Awuzie was the leader in the secondary, as he broke up 14 passes on the season. He finished with 65 tackles, 6 TFLs, 4 sacks, 3 QB hurries, and forced 2 fumbles.  Others of Note 
Colorado averaged 31.1 points per game and claimed their first ever PAC-12 South title. They allowed just 21.7 points per game, good for 20th nationally. 
Sefu Liufau had a strong campaign, but missed the Oregon and Oregon State wins with injury, and missed most of the USC loss as well. He passed for 2366 yards, but managed only 11 TD passes to 6 INTs. He chipped in 494 yards rushing and another 8 scores. 
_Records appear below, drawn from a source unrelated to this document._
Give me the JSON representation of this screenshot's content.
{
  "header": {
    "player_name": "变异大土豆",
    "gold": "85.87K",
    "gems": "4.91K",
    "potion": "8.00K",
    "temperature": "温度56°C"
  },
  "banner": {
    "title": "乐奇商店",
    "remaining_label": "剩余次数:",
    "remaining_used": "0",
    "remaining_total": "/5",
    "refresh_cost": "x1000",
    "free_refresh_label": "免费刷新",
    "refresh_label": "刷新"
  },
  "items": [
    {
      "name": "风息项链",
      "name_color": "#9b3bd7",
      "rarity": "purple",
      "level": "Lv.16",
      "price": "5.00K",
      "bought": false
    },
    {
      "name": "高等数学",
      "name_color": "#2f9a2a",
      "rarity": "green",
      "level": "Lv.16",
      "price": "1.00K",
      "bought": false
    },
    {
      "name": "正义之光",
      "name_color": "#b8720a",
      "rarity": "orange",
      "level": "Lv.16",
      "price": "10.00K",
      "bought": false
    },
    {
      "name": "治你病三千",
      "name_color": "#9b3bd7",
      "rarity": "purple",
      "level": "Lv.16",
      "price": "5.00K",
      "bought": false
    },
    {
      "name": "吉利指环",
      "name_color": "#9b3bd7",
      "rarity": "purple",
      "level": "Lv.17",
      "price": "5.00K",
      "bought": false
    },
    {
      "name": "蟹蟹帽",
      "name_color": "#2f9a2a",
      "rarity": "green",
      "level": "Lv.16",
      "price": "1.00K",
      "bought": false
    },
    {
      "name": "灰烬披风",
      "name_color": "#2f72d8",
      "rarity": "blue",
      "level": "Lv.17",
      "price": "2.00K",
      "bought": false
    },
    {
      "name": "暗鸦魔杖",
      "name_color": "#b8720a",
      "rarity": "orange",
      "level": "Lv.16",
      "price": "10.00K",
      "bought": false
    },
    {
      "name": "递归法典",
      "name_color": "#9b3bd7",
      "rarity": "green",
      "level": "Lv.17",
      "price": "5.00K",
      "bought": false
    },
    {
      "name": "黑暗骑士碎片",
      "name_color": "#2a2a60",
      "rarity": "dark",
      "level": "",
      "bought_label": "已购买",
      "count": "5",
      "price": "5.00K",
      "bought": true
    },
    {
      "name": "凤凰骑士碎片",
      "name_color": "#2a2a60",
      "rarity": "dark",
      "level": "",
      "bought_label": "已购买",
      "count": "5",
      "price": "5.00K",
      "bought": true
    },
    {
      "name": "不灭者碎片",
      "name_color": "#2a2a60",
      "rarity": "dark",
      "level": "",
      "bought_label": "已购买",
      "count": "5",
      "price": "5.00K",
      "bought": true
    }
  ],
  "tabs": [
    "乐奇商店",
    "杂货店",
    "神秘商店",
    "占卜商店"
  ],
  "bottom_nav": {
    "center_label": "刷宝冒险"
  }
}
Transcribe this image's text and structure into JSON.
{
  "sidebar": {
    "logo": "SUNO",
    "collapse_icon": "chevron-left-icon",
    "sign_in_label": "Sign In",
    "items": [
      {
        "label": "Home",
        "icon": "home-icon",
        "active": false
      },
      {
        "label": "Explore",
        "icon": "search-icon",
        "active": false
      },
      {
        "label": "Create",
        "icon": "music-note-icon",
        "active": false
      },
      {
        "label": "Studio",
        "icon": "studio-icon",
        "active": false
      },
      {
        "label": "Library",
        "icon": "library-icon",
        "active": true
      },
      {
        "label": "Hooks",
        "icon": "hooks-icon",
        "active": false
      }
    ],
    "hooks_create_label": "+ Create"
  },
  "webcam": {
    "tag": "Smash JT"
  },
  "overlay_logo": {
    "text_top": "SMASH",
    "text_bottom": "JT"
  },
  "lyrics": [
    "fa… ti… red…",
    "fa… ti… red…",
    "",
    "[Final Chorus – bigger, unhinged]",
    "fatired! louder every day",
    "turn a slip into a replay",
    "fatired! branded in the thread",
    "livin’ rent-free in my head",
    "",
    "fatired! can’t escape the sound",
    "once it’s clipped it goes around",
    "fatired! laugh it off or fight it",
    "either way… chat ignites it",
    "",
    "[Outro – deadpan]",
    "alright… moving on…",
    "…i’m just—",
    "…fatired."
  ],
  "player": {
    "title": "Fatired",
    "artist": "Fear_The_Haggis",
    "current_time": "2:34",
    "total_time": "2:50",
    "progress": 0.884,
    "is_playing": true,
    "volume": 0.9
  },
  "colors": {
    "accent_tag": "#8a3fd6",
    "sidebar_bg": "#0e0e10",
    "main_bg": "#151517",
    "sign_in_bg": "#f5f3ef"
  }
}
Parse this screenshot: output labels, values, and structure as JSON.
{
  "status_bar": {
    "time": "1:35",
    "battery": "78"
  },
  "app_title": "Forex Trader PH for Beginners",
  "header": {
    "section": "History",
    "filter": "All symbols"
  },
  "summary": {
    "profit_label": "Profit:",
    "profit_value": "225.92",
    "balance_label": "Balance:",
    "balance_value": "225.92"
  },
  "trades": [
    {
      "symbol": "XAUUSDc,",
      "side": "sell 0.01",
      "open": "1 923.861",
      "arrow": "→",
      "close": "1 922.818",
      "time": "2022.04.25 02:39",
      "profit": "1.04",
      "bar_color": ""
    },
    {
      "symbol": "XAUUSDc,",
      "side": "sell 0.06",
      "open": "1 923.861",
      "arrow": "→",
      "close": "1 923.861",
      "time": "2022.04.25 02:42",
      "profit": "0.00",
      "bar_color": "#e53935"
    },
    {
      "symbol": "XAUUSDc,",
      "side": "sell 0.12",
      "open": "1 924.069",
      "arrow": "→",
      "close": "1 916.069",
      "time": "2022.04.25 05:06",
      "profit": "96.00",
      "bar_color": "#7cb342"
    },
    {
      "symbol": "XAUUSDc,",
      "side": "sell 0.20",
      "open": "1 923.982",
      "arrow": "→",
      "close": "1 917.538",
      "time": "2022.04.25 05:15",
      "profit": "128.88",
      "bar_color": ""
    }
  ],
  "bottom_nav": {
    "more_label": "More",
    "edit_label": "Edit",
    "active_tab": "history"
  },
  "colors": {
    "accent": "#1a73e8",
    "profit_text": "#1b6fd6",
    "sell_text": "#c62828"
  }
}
Shay Fields was the most efficient receiver for the Buffaloes, as he posted a line of 56-883-9. He averaged 15.77 yards per reception. Devin Ross led the team with 69 receptions for 11.41 yards per catch and 5 scores. 
Colorado needed just 64.93 tackles per game, while forcing opponents to collect 77.71 per game, a difference of 12 plays per game that the defense did not have to make. 
Colorado offense allowed 80 TFLs on the season, or 5.71 per game. Not a great number at all. 
Buffs defense collected 2.57 sacks per game, while the offense allowed 2.21.
Tedric Thompson was terrific in the secondary, as he collected 7 INTs on the year. 
Colorado QBs were hurried 43 times in 2016.
The Colorado defense forced 19 fumbles, while they had 13 forced against them. 
Best Win: Stanford 10-5, Washington State 38-24
After previously falling to USC, the Buffs needed to beat Stanford to show that they were not going to shrink into the sunset against upper level PAC-12 opponents. While the offense struggled against a very strong Stanford defense, the Colorado defense led the day and stifled the Cardinal, and rode that wave on to a South title. The Buffs also showed that their defense could stand up to a strong, unrelenting offense in Washington State by holding the Cougars to just 24 points in a win against the North runner up. A win against Utah a week later wrapped up the division.  Worst Loss: Washington 41-10, Oklahoma State 38-8
The loss in the PAC-12 title game to Washington showed that the Buffs were not yet the cream of the crop in the conference. The Buffs got nothing from their offense, and the defense had no answers. 
The loss in the bowl to Oklahoma State was in part disappointment from the Washington loss, part the loss of Jim Leavitt as DC, and part disappointment from getting bounced from the Rose Bowl, despite finishing ahead of USC in the conference race.  2017 Non Conference Schedule: 9/1 Colorado State @ Denver, 9/9 Texas State, 9/16 Northern Colorado
The Buffaloes have enough pieces returning to be able to handle Colorado State once again in the opener. The Buffs should then roll in games against Texas State and Northern Colorado.